EXERCISE INSTRUCTIONS:
From the records below, return every line containing the word "theme".

Dataset rows describing interfaces
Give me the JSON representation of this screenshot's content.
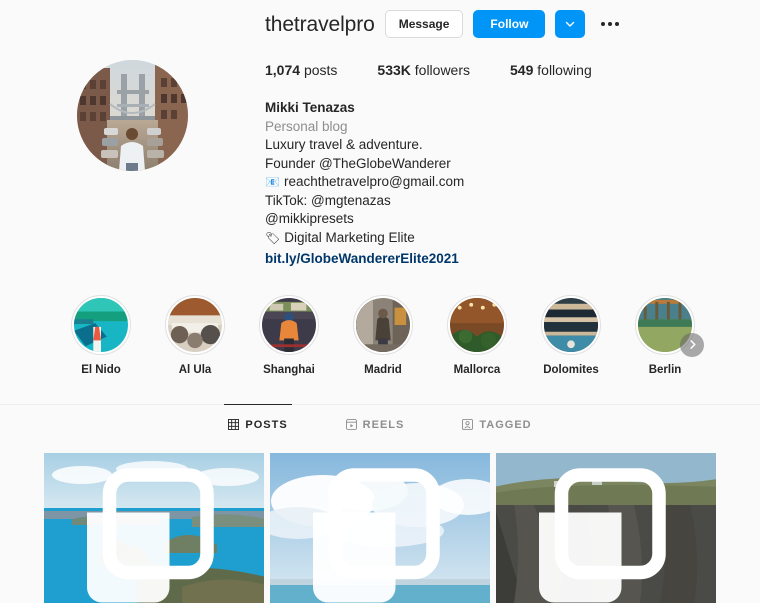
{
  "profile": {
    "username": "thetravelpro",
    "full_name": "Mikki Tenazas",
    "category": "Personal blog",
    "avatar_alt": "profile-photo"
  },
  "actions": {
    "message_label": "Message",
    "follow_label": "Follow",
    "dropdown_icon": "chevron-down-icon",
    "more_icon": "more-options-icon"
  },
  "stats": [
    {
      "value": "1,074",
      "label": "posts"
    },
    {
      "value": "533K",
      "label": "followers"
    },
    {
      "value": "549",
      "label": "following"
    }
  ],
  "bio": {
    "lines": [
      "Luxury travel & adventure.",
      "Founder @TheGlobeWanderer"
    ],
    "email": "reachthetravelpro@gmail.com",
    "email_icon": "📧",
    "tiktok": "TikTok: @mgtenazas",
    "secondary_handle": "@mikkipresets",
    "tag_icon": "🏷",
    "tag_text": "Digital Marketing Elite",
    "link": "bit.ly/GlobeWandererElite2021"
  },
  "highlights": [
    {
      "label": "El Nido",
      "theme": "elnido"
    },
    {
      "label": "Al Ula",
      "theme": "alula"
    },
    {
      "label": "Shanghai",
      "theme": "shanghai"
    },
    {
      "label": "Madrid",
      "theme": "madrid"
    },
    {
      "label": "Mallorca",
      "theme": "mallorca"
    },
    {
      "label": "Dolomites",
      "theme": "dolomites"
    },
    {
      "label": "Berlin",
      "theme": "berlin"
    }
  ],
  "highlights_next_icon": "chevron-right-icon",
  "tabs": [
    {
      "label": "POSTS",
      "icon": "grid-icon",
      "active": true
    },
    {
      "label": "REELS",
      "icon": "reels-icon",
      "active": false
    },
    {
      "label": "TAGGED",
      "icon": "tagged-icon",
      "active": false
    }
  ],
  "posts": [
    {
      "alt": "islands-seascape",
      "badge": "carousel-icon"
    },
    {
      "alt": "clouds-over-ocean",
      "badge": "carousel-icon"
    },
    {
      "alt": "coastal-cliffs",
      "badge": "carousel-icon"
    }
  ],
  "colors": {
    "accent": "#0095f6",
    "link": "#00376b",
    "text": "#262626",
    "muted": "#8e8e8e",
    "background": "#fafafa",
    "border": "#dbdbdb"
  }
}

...

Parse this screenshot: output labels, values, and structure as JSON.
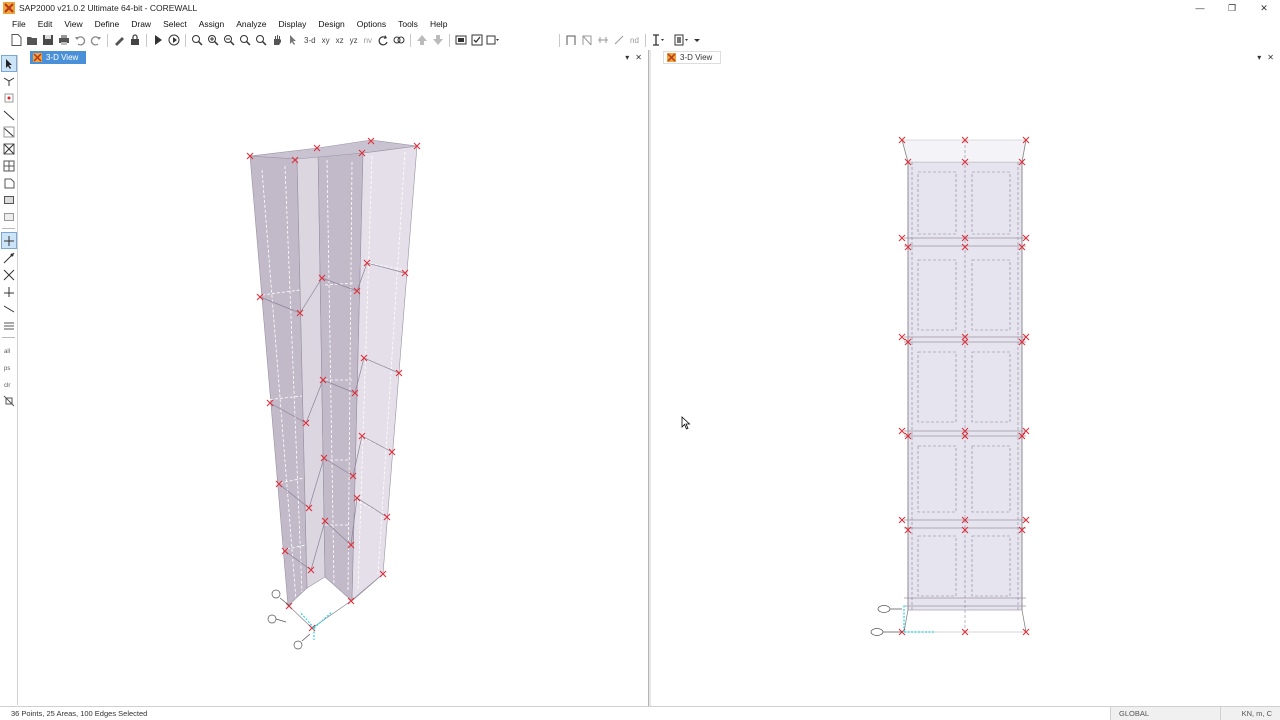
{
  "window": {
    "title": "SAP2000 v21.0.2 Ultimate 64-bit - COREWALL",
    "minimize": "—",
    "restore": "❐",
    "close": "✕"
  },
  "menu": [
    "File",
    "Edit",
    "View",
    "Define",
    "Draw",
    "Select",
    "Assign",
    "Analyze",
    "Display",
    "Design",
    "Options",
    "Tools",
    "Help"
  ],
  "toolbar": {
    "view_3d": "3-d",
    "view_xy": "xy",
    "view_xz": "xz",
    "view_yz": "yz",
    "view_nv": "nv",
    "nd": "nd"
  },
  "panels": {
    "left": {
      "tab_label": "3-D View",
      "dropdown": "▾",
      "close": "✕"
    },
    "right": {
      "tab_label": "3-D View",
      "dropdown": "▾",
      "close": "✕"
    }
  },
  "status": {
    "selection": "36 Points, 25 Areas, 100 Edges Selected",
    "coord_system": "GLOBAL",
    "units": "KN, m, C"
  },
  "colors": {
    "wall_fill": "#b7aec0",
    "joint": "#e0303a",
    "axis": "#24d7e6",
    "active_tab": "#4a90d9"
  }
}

SOLUTION BELOW:
      "theme": "elnido"
      "theme": "alula"
      "theme": "shanghai"
      "theme": "madrid"
      "theme": "mallorca"
      "theme": "dolomites"
      "theme": "berlin"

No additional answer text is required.